Espino knows his fighter well having worked with him since his amateur days and believed Concepcion would return home victorious because of his dedication.
“I expected a victory from Luis in Japan,” said the promoter. “He is very strong and has improved his boxing skills. Kono was a tougher boxer than we thought.”
The 30-year-old Concepcion had arrived in Japan on Aug. 24, giving himself a week to acclimate, having left Panama City the previous Monday evening, flying via Mexico City onto Tokyo … in total it took them almost 24 hours, but because of time zones it took closer to two days.

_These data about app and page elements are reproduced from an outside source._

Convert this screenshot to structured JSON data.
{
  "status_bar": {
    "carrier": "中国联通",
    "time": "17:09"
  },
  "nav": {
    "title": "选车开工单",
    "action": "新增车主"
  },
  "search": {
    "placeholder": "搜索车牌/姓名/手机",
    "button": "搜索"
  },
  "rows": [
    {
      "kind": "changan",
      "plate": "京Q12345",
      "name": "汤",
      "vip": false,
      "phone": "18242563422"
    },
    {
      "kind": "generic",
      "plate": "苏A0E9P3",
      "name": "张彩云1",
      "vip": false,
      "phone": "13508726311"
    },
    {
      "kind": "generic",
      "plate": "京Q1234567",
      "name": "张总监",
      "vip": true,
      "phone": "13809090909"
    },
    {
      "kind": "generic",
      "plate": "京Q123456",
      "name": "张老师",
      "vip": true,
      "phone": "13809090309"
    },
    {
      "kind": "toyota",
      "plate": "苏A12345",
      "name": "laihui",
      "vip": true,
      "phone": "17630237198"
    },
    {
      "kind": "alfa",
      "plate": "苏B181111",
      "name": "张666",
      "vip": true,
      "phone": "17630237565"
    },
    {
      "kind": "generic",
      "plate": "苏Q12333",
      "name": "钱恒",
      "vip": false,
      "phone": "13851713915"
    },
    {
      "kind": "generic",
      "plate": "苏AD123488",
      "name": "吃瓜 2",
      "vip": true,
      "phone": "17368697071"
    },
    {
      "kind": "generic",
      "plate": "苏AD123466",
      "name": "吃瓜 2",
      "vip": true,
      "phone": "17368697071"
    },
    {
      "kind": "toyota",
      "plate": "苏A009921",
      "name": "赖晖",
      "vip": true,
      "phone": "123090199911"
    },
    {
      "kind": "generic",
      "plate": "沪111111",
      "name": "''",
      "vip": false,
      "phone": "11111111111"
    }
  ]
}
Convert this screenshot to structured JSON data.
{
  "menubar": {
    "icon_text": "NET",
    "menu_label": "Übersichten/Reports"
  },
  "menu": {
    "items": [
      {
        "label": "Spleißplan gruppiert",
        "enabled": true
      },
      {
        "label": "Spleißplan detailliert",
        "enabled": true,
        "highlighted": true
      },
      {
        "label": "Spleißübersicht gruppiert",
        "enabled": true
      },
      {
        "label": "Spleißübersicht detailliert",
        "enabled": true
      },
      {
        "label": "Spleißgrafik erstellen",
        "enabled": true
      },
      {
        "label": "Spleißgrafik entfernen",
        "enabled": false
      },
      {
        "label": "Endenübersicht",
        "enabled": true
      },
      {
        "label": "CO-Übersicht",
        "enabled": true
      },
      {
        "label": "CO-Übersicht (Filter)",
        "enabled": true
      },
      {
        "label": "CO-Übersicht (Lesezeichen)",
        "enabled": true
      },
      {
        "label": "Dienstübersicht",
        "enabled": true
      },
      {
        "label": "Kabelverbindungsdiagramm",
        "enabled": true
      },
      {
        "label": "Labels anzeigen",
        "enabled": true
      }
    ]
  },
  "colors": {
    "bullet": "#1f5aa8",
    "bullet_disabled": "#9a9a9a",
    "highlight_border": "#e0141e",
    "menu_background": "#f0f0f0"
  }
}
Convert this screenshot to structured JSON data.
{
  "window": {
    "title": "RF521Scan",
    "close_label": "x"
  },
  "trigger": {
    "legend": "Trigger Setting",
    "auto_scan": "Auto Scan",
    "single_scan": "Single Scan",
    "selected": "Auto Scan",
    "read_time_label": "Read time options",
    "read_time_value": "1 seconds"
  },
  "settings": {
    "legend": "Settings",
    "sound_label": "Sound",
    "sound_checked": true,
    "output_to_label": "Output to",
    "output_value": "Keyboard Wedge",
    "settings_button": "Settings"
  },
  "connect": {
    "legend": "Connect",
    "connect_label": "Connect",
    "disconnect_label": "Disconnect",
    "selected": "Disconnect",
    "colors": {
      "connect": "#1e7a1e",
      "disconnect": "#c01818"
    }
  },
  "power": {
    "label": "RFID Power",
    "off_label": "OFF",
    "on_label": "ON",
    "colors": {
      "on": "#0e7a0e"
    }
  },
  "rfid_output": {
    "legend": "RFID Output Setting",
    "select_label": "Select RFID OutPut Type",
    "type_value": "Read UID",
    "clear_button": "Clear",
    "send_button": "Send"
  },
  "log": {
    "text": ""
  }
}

It proved to be worth it, and along with his team they celebrated one of the best wins of his career at a restaurant afterwards. Concepcion believes it was only bettered by his shock stoppage win over David Sanchez in Mexico last year – a win largely credited with revitalizing his career.
In 2011, after he lost the rematch to Hernan Marquez, many believed Concepcion’s best days were behind him. Since that first-round stoppage loss, the heavy-handed, swarming pressure fighter has won 12 of his 13 bouts. It has been far from easy but he has managed to climb to the summit again.
“Well, very hard training and improving every aspect of my technique,” he offered as a reason. “God has given me many opportunities and I have tried not to waste them. I know that new challenges will come and I know that with my dedication I will be able to reign for [a] long [time].”
It has been a busy past few weeks for the junior bantamweight division, with Roman Gonzalez making his debut at 115 pounds by picking up the WBC belt with a hard-fought decision over the only man to have beaten Concepcion in the past five years, Carlos Cuadras. Naoya Inoue successfully retained his WBO strap and Manny Pacquiao’s promotional company won its first world title when Jerwin Anjacas took the IBF laurels from McJoe Arroyo. It remains early days but Espino says he has several offers on the table.
“[Concepcion] has many offers that we are considering along with his trainers for later this year,” said Espino. “He could go to Europe or Asia. We want to fight the best. ‘Chocalitito’ or any of the other champions, they would all be great fights.”